The listing below is to be duplicated exactly, with every picture omitted.

* * *

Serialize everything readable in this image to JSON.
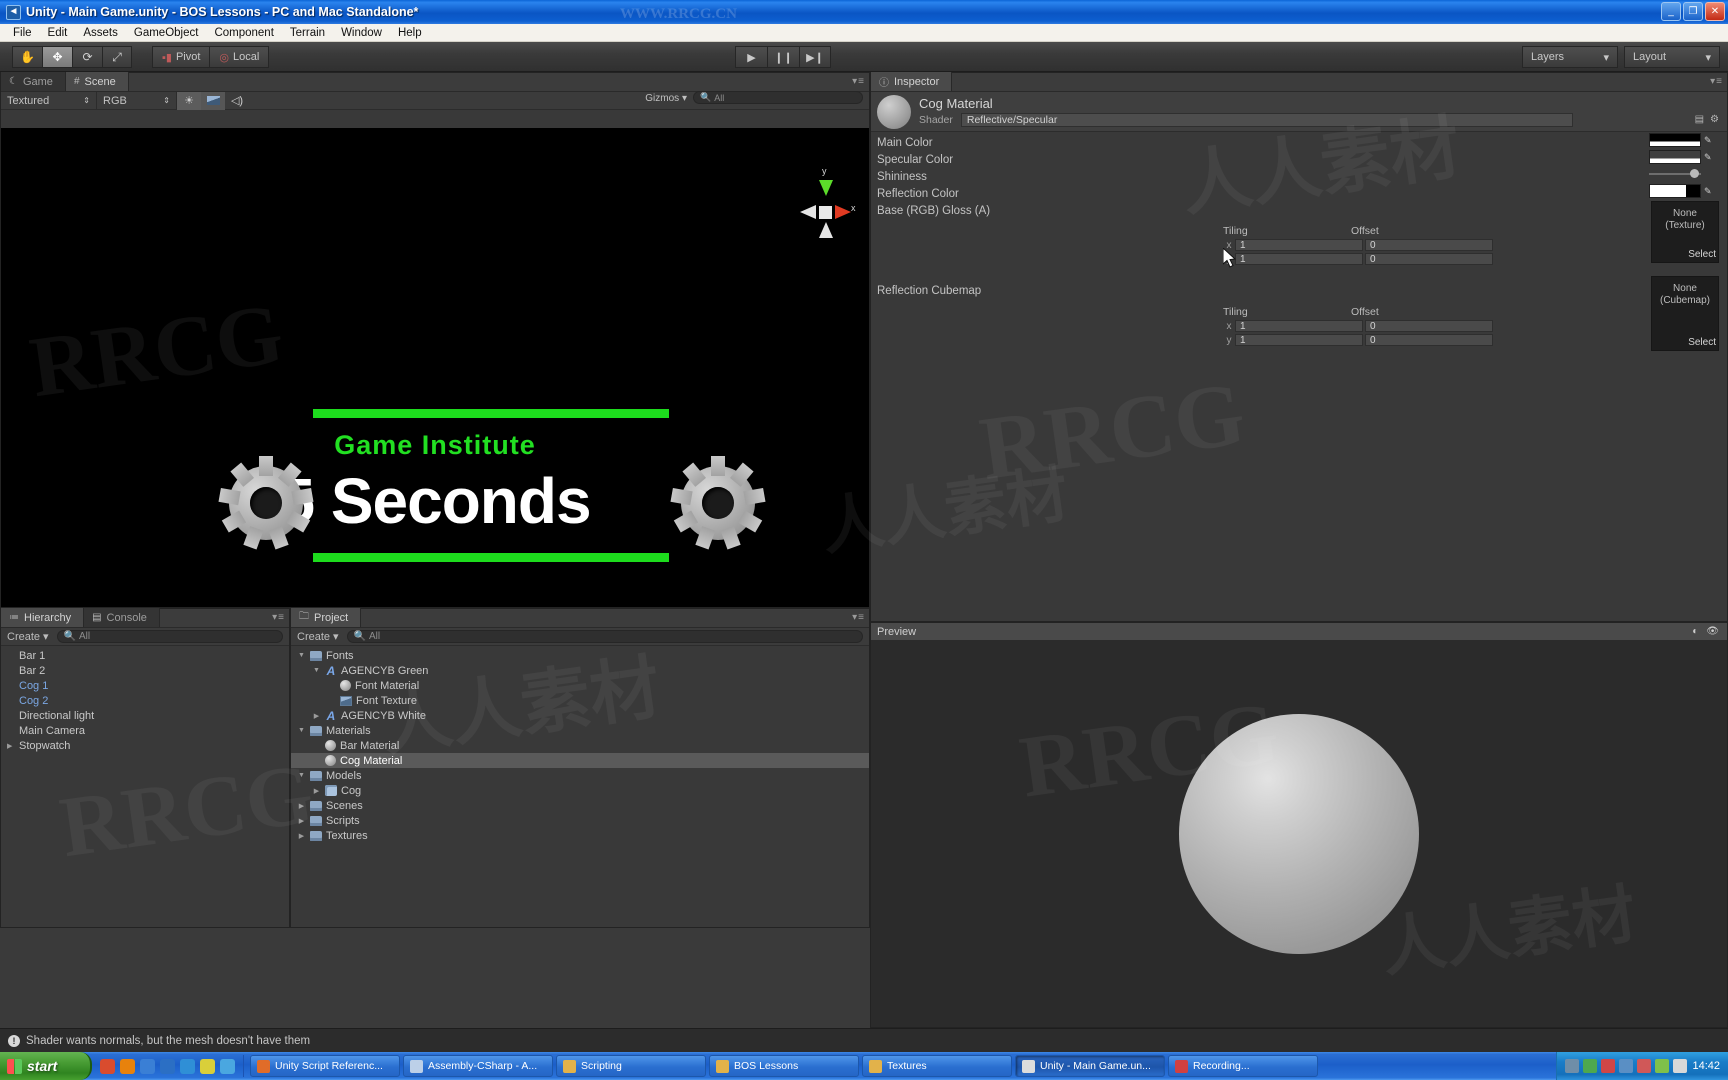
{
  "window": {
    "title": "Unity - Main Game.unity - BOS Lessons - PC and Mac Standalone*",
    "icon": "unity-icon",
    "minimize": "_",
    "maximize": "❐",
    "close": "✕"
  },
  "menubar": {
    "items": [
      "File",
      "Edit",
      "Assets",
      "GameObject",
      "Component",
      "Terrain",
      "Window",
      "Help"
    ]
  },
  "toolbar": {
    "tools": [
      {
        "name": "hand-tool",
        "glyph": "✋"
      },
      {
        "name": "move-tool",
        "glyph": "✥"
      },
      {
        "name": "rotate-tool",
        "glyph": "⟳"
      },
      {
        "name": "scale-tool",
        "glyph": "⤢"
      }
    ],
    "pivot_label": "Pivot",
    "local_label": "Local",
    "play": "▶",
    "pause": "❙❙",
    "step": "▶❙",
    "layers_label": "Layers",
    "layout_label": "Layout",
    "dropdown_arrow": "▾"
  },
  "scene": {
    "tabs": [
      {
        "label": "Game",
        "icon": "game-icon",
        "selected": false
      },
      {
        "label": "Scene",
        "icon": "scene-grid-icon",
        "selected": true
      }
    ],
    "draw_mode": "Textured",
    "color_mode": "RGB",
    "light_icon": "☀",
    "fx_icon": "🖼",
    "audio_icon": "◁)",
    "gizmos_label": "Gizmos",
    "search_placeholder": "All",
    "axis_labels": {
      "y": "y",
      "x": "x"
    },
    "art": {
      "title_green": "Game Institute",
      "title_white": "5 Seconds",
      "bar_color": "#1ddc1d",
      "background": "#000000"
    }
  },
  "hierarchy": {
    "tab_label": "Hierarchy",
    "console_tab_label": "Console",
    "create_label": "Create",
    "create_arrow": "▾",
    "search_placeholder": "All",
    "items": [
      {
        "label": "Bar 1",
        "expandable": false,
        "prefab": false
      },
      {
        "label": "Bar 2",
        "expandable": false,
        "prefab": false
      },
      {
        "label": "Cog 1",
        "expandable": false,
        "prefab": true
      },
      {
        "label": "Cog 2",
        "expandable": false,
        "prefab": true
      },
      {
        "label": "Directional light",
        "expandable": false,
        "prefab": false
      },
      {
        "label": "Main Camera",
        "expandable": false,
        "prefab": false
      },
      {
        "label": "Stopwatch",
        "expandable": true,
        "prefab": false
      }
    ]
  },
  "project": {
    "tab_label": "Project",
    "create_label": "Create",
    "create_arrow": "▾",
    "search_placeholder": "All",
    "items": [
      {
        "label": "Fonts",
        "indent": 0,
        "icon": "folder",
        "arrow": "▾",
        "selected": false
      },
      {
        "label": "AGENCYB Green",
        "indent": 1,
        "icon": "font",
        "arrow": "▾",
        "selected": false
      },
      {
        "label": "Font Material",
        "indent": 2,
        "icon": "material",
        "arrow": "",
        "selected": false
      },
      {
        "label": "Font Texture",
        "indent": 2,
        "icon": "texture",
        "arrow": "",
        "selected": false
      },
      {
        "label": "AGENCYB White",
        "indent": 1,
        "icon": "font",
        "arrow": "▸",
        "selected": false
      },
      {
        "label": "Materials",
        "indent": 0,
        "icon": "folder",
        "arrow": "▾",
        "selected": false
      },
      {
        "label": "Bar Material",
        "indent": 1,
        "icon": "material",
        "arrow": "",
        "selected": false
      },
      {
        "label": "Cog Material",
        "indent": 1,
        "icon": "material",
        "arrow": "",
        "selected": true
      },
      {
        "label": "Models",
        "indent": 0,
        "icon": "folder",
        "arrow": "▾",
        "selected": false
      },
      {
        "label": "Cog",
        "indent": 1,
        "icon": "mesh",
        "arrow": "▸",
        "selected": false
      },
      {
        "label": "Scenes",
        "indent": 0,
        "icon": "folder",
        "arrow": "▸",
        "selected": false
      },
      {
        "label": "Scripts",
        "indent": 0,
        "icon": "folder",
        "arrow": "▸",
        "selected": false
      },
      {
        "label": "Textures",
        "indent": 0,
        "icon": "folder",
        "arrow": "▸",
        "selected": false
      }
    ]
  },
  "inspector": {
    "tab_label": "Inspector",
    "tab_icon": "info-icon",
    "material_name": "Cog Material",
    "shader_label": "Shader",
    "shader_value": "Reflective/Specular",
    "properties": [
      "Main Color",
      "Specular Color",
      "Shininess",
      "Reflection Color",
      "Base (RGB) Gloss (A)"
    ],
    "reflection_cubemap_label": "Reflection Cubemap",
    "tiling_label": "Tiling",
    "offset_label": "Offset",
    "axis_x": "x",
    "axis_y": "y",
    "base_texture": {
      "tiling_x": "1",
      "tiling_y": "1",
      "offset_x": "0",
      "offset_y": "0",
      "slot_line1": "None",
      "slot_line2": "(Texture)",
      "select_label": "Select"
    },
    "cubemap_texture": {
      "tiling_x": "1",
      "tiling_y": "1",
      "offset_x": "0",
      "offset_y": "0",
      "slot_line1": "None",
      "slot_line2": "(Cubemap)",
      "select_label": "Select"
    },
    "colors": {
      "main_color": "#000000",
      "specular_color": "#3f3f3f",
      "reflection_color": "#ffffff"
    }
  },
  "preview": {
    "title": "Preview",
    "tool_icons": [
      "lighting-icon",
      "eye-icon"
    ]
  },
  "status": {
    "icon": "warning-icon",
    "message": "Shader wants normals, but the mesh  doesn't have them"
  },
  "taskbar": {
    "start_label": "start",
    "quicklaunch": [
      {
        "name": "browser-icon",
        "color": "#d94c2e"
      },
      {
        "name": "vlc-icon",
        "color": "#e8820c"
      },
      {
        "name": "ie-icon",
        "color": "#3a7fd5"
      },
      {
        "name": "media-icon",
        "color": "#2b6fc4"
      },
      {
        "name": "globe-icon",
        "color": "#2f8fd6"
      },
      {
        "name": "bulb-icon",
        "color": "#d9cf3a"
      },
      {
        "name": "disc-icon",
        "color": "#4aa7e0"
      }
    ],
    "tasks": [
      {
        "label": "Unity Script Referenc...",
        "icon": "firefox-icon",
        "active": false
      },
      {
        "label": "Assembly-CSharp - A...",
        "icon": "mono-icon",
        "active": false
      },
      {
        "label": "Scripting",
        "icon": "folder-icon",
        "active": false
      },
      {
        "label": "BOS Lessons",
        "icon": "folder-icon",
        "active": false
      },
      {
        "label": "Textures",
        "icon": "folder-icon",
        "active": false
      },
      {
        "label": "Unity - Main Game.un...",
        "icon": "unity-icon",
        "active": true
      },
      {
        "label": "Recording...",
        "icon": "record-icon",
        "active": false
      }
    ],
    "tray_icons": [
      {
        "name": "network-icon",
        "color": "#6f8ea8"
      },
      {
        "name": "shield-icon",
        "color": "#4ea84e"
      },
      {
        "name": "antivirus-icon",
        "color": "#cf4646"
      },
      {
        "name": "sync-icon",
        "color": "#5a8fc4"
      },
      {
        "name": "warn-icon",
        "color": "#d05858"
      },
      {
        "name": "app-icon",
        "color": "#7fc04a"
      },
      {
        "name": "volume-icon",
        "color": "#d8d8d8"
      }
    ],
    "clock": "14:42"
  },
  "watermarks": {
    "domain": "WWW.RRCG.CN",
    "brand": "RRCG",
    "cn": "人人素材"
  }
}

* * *

● ANSWER SPACE:
Serialize everything readable in this image to JSON.
{
  "window": {
    "title": "Unity - Main Game.unity - BOS Lessons - PC and Mac Standalone*",
    "icon": "unity-icon",
    "minimize": "_",
    "maximize": "❐",
    "close": "✕"
  },
  "menubar": {
    "items": [
      "File",
      "Edit",
      "Assets",
      "GameObject",
      "Component",
      "Terrain",
      "Window",
      "Help"
    ]
  },
  "toolbar": {
    "tools": [
      {
        "name": "hand-tool",
        "glyph": "✋"
      },
      {
        "name": "move-tool",
        "glyph": "✥"
      },
      {
        "name": "rotate-tool",
        "glyph": "⟳"
      },
      {
        "name": "scale-tool",
        "glyph": "⤢"
      }
    ],
    "pivot_label": "Pivot",
    "local_label": "Local",
    "play": "▶",
    "pause": "❙❙",
    "step": "▶❙",
    "layers_label": "Layers",
    "layout_label": "Layout",
    "dropdown_arrow": "▾"
  },
  "scene": {
    "tabs": [
      {
        "label": "Game",
        "icon": "game-icon",
        "selected": false
      },
      {
        "label": "Scene",
        "icon": "scene-grid-icon",
        "selected": true
      }
    ],
    "draw_mode": "Textured",
    "color_mode": "RGB",
    "light_icon": "☀",
    "fx_icon": "🖼",
    "audio_icon": "◁)",
    "gizmos_label": "Gizmos",
    "search_placeholder": "All",
    "axis_labels": {
      "y": "y",
      "x": "x"
    },
    "art": {
      "title_green": "Game Institute",
      "title_white": "5 Seconds",
      "bar_color": "#1ddc1d",
      "background": "#000000"
    }
  },
  "hierarchy": {
    "tab_label": "Hierarchy",
    "console_tab_label": "Console",
    "create_label": "Create",
    "create_arrow": "▾",
    "search_placeholder": "All",
    "items": [
      {
        "label": "Bar 1",
        "expandable": false,
        "prefab": false
      },
      {
        "label": "Bar 2",
        "expandable": false,
        "prefab": false
      },
      {
        "label": "Cog 1",
        "expandable": false,
        "prefab": true
      },
      {
        "label": "Cog 2",
        "expandable": false,
        "prefab": true
      },
      {
        "label": "Directional light",
        "expandable": false,
        "prefab": false
      },
      {
        "label": "Main Camera",
        "expandable": false,
        "prefab": false
      },
      {
        "label": "Stopwatch",
        "expandable": true,
        "prefab": false
      }
    ]
  },
  "project": {
    "tab_label": "Project",
    "create_label": "Create",
    "create_arrow": "▾",
    "search_placeholder": "All",
    "items": [
      {
        "label": "Fonts",
        "indent": 0,
        "icon": "folder",
        "arrow": "▾",
        "selected": false
      },
      {
        "label": "AGENCYB Green",
        "indent": 1,
        "icon": "font",
        "arrow": "▾",
        "selected": false
      },
      {
        "label": "Font Material",
        "indent": 2,
        "icon": "material",
        "arrow": "",
        "selected": false
      },
      {
        "label": "Font Texture",
        "indent": 2,
        "icon": "texture",
        "arrow": "",
        "selected": false
      },
      {
        "label": "AGENCYB White",
        "indent": 1,
        "icon": "font",
        "arrow": "▸",
        "selected": false
      },
      {
        "label": "Materials",
        "indent": 0,
        "icon": "folder",
        "arrow": "▾",
        "selected": false
      },
      {
        "label": "Bar Material",
        "indent": 1,
        "icon": "material",
        "arrow": "",
        "selected": false
      },
      {
        "label": "Cog Material",
        "indent": 1,
        "icon": "material",
        "arrow": "",
        "selected": true
      },
      {
        "label": "Models",
        "indent": 0,
        "icon": "folder",
        "arrow": "▾",
        "selected": false
      },
      {
        "label": "Cog",
        "indent": 1,
        "icon": "mesh",
        "arrow": "▸",
        "selected": false
      },
      {
        "label": "Scenes",
        "indent": 0,
        "icon": "folder",
        "arrow": "▸",
        "selected": false
      },
      {
        "label": "Scripts",
        "indent": 0,
        "icon": "folder",
        "arrow": "▸",
        "selected": false
      },
      {
        "label": "Textures",
        "indent": 0,
        "icon": "folder",
        "arrow": "▸",
        "selected": false
      }
    ]
  },
  "inspector": {
    "tab_label": "Inspector",
    "tab_icon": "info-icon",
    "material_name": "Cog Material",
    "shader_label": "Shader",
    "shader_value": "Reflective/Specular",
    "properties": [
      "Main Color",
      "Specular Color",
      "Shininess",
      "Reflection Color",
      "Base (RGB) Gloss (A)"
    ],
    "reflection_cubemap_label": "Reflection Cubemap",
    "tiling_label": "Tiling",
    "offset_label": "Offset",
    "axis_x": "x",
    "axis_y": "y",
    "base_texture": {
      "tiling_x": "1",
      "tiling_y": "1",
      "offset_x": "0",
      "offset_y": "0",
      "slot_line1": "None",
      "slot_line2": "(Texture)",
      "select_label": "Select"
    },
    "cubemap_texture": {
      "tiling_x": "1",
      "tiling_y": "1",
      "offset_x": "0",
      "offset_y": "0",
      "slot_line1": "None",
      "slot_line2": "(Cubemap)",
      "select_label": "Select"
    },
    "colors": {
      "main_color": "#000000",
      "specular_color": "#3f3f3f",
      "reflection_color": "#ffffff"
    }
  },
  "preview": {
    "title": "Preview",
    "tool_icons": [
      "lighting-icon",
      "eye-icon"
    ]
  },
  "status": {
    "icon": "warning-icon",
    "message": "Shader wants normals, but the mesh  doesn't have them"
  },
  "taskbar": {
    "start_label": "start",
    "quicklaunch": [
      {
        "name": "browser-icon",
        "color": "#d94c2e"
      },
      {
        "name": "vlc-icon",
        "color": "#e8820c"
      },
      {
        "name": "ie-icon",
        "color": "#3a7fd5"
      },
      {
        "name": "media-icon",
        "color": "#2b6fc4"
      },
      {
        "name": "globe-icon",
        "color": "#2f8fd6"
      },
      {
        "name": "bulb-icon",
        "color": "#d9cf3a"
      },
      {
        "name": "disc-icon",
        "color": "#4aa7e0"
      }
    ],
    "tasks": [
      {
        "label": "Unity Script Referenc...",
        "icon": "firefox-icon",
        "active": false
      },
      {
        "label": "Assembly-CSharp - A...",
        "icon": "mono-icon",
        "active": false
      },
      {
        "label": "Scripting",
        "icon": "folder-icon",
        "active": false
      },
      {
        "label": "BOS Lessons",
        "icon": "folder-icon",
        "active": false
      },
      {
        "label": "Textures",
        "icon": "folder-icon",
        "active": false
      },
      {
        "label": "Unity - Main Game.un...",
        "icon": "unity-icon",
        "active": true
      },
      {
        "label": "Recording...",
        "icon": "record-icon",
        "active": false
      }
    ],
    "tray_icons": [
      {
        "name": "network-icon",
        "color": "#6f8ea8"
      },
      {
        "name": "shield-icon",
        "color": "#4ea84e"
      },
      {
        "name": "antivirus-icon",
        "color": "#cf4646"
      },
      {
        "name": "sync-icon",
        "color": "#5a8fc4"
      },
      {
        "name": "warn-icon",
        "color": "#d05858"
      },
      {
        "name": "app-icon",
        "color": "#7fc04a"
      },
      {
        "name": "volume-icon",
        "color": "#d8d8d8"
      }
    ],
    "clock": "14:42"
  },
  "watermarks": {
    "domain": "WWW.RRCG.CN",
    "brand": "RRCG",
    "cn": "人人素材"
  }
}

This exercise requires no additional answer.